THE PROBLEM »
Copy out each line of the data that includes the string "value".

EXTRACTED INFORMATION »
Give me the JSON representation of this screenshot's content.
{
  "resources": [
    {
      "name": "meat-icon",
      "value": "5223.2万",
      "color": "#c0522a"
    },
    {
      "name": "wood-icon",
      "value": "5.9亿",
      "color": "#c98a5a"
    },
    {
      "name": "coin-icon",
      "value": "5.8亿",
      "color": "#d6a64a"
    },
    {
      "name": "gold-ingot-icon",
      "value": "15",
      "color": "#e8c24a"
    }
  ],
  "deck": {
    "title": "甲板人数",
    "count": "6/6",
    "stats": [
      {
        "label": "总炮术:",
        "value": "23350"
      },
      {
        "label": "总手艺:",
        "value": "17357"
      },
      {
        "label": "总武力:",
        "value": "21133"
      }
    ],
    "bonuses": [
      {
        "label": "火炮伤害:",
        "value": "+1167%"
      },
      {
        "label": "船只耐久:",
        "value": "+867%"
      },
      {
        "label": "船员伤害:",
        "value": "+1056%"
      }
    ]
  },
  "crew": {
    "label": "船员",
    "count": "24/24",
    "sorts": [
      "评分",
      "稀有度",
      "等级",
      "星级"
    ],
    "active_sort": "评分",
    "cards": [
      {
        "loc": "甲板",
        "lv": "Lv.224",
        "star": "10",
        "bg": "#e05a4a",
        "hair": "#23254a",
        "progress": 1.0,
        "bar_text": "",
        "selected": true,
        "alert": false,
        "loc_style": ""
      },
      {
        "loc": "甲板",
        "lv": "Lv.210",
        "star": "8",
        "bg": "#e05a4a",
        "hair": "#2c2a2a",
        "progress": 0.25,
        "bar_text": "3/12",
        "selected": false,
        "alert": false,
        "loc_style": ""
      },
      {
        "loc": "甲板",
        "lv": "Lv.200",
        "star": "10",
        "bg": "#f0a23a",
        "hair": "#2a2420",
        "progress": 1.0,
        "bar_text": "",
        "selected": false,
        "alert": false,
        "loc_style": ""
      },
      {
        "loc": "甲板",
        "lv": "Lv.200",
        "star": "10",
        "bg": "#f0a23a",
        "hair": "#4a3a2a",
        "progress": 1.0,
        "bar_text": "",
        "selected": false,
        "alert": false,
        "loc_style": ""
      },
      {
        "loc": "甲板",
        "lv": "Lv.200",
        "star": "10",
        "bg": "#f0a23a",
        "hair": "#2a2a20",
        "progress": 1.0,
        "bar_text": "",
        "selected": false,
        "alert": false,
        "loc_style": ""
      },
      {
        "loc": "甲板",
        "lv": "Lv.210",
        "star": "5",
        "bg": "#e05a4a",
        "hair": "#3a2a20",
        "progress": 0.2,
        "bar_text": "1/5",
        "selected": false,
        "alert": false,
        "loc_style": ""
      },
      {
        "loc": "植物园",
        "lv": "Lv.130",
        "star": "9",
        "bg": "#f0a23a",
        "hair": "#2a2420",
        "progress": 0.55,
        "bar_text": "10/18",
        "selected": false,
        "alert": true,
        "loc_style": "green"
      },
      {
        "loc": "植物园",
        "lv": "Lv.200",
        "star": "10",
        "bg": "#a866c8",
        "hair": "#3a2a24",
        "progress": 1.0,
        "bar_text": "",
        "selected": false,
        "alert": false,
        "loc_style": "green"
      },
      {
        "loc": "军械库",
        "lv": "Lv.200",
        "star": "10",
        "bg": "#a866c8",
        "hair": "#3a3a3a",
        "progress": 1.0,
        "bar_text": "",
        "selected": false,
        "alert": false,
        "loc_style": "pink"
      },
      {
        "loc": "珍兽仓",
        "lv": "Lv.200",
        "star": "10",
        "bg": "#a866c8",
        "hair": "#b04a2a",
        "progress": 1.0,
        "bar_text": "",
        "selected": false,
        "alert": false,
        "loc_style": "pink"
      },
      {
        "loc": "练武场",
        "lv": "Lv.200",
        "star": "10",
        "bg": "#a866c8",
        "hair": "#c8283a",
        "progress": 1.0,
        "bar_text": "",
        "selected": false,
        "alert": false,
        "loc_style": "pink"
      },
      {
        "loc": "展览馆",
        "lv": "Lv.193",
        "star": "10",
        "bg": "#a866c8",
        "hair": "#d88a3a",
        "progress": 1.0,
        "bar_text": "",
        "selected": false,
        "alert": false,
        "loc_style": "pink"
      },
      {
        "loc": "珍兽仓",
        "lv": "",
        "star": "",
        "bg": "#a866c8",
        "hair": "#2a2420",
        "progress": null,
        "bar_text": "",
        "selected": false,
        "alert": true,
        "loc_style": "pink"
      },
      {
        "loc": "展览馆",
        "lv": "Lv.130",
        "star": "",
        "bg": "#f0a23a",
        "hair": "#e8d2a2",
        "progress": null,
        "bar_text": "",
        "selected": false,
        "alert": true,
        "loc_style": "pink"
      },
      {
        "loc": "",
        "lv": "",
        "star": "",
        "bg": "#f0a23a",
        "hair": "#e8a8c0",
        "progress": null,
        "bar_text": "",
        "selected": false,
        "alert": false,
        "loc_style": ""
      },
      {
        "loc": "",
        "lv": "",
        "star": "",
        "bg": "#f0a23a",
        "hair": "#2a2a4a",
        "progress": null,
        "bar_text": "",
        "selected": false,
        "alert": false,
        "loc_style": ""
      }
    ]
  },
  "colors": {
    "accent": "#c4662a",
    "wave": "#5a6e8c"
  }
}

SOLVED PROBLEM »
      "value": "5223.2万",
      "value": "5.9亿",
      "value": "5.8亿",
      "value": "15",
        "value": "23350"
        "value": "17357"
        "value": "21133"
        "value": "+1167%"
        "value": "+867%"
        "value": "+1056%"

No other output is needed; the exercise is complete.